Exercise instructions. All of the lines below should be copied word for word.

Information.
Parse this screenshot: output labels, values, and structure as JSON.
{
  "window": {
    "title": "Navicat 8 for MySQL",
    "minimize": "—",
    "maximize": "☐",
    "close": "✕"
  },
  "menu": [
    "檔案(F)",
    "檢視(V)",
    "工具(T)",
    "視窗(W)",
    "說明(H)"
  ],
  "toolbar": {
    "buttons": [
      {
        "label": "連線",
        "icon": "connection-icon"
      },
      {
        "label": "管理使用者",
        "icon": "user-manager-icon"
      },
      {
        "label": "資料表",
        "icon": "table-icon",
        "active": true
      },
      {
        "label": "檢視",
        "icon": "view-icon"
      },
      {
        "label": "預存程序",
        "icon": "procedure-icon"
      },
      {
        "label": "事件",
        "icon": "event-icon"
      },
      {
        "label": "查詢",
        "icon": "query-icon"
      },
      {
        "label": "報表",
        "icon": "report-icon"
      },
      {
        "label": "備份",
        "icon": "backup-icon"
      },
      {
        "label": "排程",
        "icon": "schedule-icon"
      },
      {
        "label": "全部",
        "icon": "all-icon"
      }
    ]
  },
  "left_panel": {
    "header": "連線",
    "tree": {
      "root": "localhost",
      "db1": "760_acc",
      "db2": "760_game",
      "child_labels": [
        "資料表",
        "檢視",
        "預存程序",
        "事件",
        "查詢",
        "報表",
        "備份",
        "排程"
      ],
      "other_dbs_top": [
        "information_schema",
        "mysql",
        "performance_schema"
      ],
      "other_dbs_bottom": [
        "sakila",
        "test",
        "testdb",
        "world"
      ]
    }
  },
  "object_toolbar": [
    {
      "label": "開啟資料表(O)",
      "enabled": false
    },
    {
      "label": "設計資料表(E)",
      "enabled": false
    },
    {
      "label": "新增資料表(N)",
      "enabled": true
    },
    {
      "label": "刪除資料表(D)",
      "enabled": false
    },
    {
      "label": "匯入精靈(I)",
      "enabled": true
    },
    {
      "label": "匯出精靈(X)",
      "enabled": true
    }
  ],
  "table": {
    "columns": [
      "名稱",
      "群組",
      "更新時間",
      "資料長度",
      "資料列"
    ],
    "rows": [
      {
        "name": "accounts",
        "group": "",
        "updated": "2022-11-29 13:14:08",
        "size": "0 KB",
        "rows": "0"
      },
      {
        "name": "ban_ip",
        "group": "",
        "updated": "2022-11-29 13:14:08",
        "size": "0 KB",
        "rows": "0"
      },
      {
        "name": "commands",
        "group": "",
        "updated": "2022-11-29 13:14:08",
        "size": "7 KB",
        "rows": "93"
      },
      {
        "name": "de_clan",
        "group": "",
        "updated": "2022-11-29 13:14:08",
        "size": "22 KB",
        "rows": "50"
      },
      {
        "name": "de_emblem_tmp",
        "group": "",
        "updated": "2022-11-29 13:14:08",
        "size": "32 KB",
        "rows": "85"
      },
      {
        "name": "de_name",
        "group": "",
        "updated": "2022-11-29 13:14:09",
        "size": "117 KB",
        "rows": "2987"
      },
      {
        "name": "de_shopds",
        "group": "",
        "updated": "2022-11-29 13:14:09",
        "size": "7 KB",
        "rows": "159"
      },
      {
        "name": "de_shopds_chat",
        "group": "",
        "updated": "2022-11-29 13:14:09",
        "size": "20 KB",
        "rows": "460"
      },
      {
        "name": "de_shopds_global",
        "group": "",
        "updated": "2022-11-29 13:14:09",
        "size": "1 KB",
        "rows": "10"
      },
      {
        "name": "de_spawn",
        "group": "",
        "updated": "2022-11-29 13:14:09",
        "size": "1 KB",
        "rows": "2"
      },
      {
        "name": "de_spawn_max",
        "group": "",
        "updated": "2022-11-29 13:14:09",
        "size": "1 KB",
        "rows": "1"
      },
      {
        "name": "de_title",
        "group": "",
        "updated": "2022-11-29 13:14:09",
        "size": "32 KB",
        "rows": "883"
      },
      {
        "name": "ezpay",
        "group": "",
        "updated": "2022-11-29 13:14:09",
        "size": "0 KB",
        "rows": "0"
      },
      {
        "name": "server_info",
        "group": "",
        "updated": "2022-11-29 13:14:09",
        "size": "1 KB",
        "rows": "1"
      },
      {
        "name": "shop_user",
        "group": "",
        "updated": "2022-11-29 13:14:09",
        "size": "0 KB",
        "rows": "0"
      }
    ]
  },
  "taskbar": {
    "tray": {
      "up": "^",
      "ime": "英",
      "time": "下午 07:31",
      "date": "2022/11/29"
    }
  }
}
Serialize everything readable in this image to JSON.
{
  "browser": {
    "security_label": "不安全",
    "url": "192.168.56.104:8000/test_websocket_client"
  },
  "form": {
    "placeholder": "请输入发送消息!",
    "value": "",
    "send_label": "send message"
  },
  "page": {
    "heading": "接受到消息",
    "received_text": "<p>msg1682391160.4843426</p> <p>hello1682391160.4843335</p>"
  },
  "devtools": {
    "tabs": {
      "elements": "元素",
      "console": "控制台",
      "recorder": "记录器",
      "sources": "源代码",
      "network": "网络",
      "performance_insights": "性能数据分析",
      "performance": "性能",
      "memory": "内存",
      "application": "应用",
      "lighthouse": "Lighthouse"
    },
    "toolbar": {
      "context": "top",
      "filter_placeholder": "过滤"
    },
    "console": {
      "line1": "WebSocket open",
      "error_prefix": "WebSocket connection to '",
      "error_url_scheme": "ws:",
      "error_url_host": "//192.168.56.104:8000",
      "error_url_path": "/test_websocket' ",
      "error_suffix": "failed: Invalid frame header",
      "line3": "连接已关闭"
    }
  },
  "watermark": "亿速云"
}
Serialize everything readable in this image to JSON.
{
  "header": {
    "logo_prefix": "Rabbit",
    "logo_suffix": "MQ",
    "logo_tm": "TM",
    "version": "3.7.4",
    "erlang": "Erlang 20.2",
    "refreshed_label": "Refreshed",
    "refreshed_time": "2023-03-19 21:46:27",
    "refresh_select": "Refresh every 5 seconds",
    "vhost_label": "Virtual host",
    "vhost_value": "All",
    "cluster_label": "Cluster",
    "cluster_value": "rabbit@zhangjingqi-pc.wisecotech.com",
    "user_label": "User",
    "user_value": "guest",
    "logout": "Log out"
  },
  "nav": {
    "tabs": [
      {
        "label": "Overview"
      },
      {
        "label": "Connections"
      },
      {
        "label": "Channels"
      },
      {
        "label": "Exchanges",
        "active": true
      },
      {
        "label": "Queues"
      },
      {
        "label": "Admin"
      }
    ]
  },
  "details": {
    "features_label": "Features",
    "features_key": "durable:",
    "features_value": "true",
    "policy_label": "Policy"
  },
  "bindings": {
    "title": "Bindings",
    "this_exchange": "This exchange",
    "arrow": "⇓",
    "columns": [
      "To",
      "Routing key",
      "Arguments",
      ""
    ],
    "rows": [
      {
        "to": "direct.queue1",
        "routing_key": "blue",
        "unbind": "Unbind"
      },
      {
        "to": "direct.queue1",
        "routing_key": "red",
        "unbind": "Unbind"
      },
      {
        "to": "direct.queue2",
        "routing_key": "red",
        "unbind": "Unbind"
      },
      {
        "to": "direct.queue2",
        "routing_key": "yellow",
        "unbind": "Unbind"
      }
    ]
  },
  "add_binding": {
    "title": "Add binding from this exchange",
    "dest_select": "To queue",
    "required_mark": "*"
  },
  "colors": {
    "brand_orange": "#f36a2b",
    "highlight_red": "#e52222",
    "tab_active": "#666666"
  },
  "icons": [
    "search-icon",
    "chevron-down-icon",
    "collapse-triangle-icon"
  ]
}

Solution.
Parse this screenshot: output labels, values, and structure as JSON.
{
  "window": {
    "title": "Navicat 8 for MySQL",
    "minimize": "—",
    "maximize": "☐",
    "close": "✕"
  },
  "menu": [
    "檔案(F)",
    "檢視(V)",
    "工具(T)",
    "視窗(W)",
    "說明(H)"
  ],
  "toolbar": {
    "buttons": [
      {
        "label": "連線",
        "icon": "connection-icon"
      },
      {
        "label": "管理使用者",
        "icon": "user-manager-icon"
      },
      {
        "label": "資料表",
        "icon": "table-icon",
        "active": true
      },
      {
        "label": "檢視",
        "icon": "view-icon"
      },
      {
        "label": "預存程序",
        "icon": "procedure-icon"
      },
      {
        "label": "事件",
        "icon": "event-icon"
      },
      {
        "label": "查詢",
        "icon": "query-icon"
      },
      {
        "label": "報表",
        "icon": "report-icon"
      },
      {
        "label": "備份",
        "icon": "backup-icon"
      },
      {
        "label": "排程",
        "icon": "schedule-icon"
      },
      {
        "label": "全部",
        "icon": "all-icon"
      }
    ]
  },
  "left_panel": {
    "header": "連線",
    "tree": {
      "root": "localhost",
      "db1": "760_acc",
      "db2": "760_game",
      "child_labels": [
        "資料表",
        "檢視",
        "預存程序",
        "事件",
        "查詢",
        "報表",
        "備份",
        "排程"
      ],
      "other_dbs_top": [
        "information_schema",
        "mysql",
        "performance_schema"
      ],
      "other_dbs_bottom": [
        "sakila",
        "test",
        "testdb",
        "world"
      ]
    }
  },
  "object_toolbar": [
    {
      "label": "開啟資料表(O)",
      "enabled": false
    },
    {
      "label": "設計資料表(E)",
      "enabled": false
    },
    {
      "label": "新增資料表(N)",
      "enabled": true
    },
    {
      "label": "刪除資料表(D)",
      "enabled": false
    },
    {
      "label": "匯入精靈(I)",
      "enabled": true
    },
    {
      "label": "匯出精靈(X)",
      "enabled": true
    }
  ],
  "table": {
    "columns": [
      "名稱",
      "群組",
      "更新時間",
      "資料長度",
      "資料列"
    ],
    "rows": [
      {
        "name": "accounts",
        "group": "",
        "updated": "2022-11-29 13:14:08",
        "size": "0 KB",
        "rows": "0"
      },
      {
        "name": "ban_ip",
        "group": "",
        "updated": "2022-11-29 13:14:08",
        "size": "0 KB",
        "rows": "0"
      },
      {
        "name": "commands",
        "group": "",
        "updated": "2022-11-29 13:14:08",
        "size": "7 KB",
        "rows": "93"
      },
      {
        "name": "de_clan",
        "group": "",
        "updated": "2022-11-29 13:14:08",
        "size": "22 KB",
        "rows": "50"
      },
      {
        "name": "de_emblem_tmp",
        "group": "",
        "updated": "2022-11-29 13:14:08",
        "size": "32 KB",
        "rows": "85"
      },
      {
        "name": "de_name",
        "group": "",
        "updated": "2022-11-29 13:14:09",
        "size": "117 KB",
        "rows": "2987"
      },
      {
        "name": "de_shopds",
        "group": "",
        "updated": "2022-11-29 13:14:09",
        "size": "7 KB",
        "rows": "159"
      },
      {
        "name": "de_shopds_chat",
        "group": "",
        "updated": "2022-11-29 13:14:09",
        "size": "20 KB",
        "rows": "460"
      },
      {
        "name": "de_shopds_global",
        "group": "",
        "updated": "2022-11-29 13:14:09",
        "size": "1 KB",
        "rows": "10"
      },
      {
        "name": "de_spawn",
        "group": "",
        "updated": "2022-11-29 13:14:09",
        "size": "1 KB",
        "rows": "2"
      },
      {
        "name": "de_spawn_max",
        "group": "",
        "updated": "2022-11-29 13:14:09",
        "size": "1 KB",
        "rows": "1"
      },
      {
        "name": "de_title",
        "group": "",
        "updated": "2022-11-29 13:14:09",
        "size": "32 KB",
        "rows": "883"
      },
      {
        "name": "ezpay",
        "group": "",
        "updated": "2022-11-29 13:14:09",
        "size": "0 KB",
        "rows": "0"
      },
      {
        "name": "server_info",
        "group": "",
        "updated": "2022-11-29 13:14:09",
        "size": "1 KB",
        "rows": "1"
      },
      {
        "name": "shop_user",
        "group": "",
        "updated": "2022-11-29 13:14:09",
        "size": "0 KB",
        "rows": "0"
      }
    ]
  },
  "taskbar": {
    "tray": {
      "up": "^",
      "ime": "英",
      "time": "下午 07:31",
      "date": "2022/11/29"
    }
  }
}
Serialize everything readable in this image to JSON.
{
  "browser": {
    "security_label": "不安全",
    "url": "192.168.56.104:8000/test_websocket_client"
  },
  "form": {
    "placeholder": "请输入发送消息!",
    "value": "",
    "send_label": "send message"
  },
  "page": {
    "heading": "接受到消息",
    "received_text": "<p>msg1682391160.4843426</p> <p>hello1682391160.4843335</p>"
  },
  "devtools": {
    "tabs": {
      "elements": "元素",
      "console": "控制台",
      "recorder": "记录器",
      "sources": "源代码",
      "network": "网络",
      "performance_insights": "性能数据分析",
      "performance": "性能",
      "memory": "内存",
      "application": "应用",
      "lighthouse": "Lighthouse"
    },
    "toolbar": {
      "context": "top",
      "filter_placeholder": "过滤"
    },
    "console": {
      "line1": "WebSocket open",
      "error_prefix": "WebSocket connection to '",
      "error_url_scheme": "ws:",
      "error_url_host": "//192.168.56.104:8000",
      "error_url_path": "/test_websocket' ",
      "error_suffix": "failed: Invalid frame header",
      "line3": "连接已关闭"
    }
  },
  "watermark": "亿速云"
}
Serialize everything readable in this image to JSON.
{
  "header": {
    "logo_prefix": "Rabbit",
    "logo_suffix": "MQ",
    "logo_tm": "TM",
    "version": "3.7.4",
    "erlang": "Erlang 20.2",
    "refreshed_label": "Refreshed",
    "refreshed_time": "2023-03-19 21:46:27",
    "refresh_select": "Refresh every 5 seconds",
    "vhost_label": "Virtual host",
    "vhost_value": "All",
    "cluster_label": "Cluster",
    "cluster_value": "rabbit@zhangjingqi-pc.wisecotech.com",
    "user_label": "User",
    "user_value": "guest",
    "logout": "Log out"
  },
  "nav": {
    "tabs": [
      {
        "label": "Overview"
      },
      {
        "label": "Connections"
      },
      {
        "label": "Channels"
      },
      {
        "label": "Exchanges",
        "active": true
      },
      {
        "label": "Queues"
      },
      {
        "label": "Admin"
      }
    ]
  },
  "details": {
    "features_label": "Features",
    "features_key": "durable:",
    "features_value": "true",
    "policy_label": "Policy"
  },
  "bindings": {
    "title": "Bindings",
    "this_exchange": "This exchange",
    "arrow": "⇓",
    "columns": [
      "To",
      "Routing key",
      "Arguments",
      ""
    ],
    "rows": [
      {
        "to": "direct.queue1",
        "routing_key": "blue",
        "unbind": "Unbind"
      },
      {
        "to": "direct.queue1",
        "routing_key": "red",
        "unbind": "Unbind"
      },
      {
        "to": "direct.queue2",
        "routing_key": "red",
        "unbind": "Unbind"
      },
      {
        "to": "direct.queue2",
        "routing_key": "yellow",
        "unbind": "Unbind"
      }
    ]
  },
  "add_binding": {
    "title": "Add binding from this exchange",
    "dest_select": "To queue",
    "required_mark": "*"
  },
  "colors": {
    "brand_orange": "#f36a2b",
    "highlight_red": "#e52222",
    "tab_active": "#666666"
  },
  "icons": [
    "search-icon",
    "chevron-down-icon",
    "collapse-triangle-icon"
  ]
}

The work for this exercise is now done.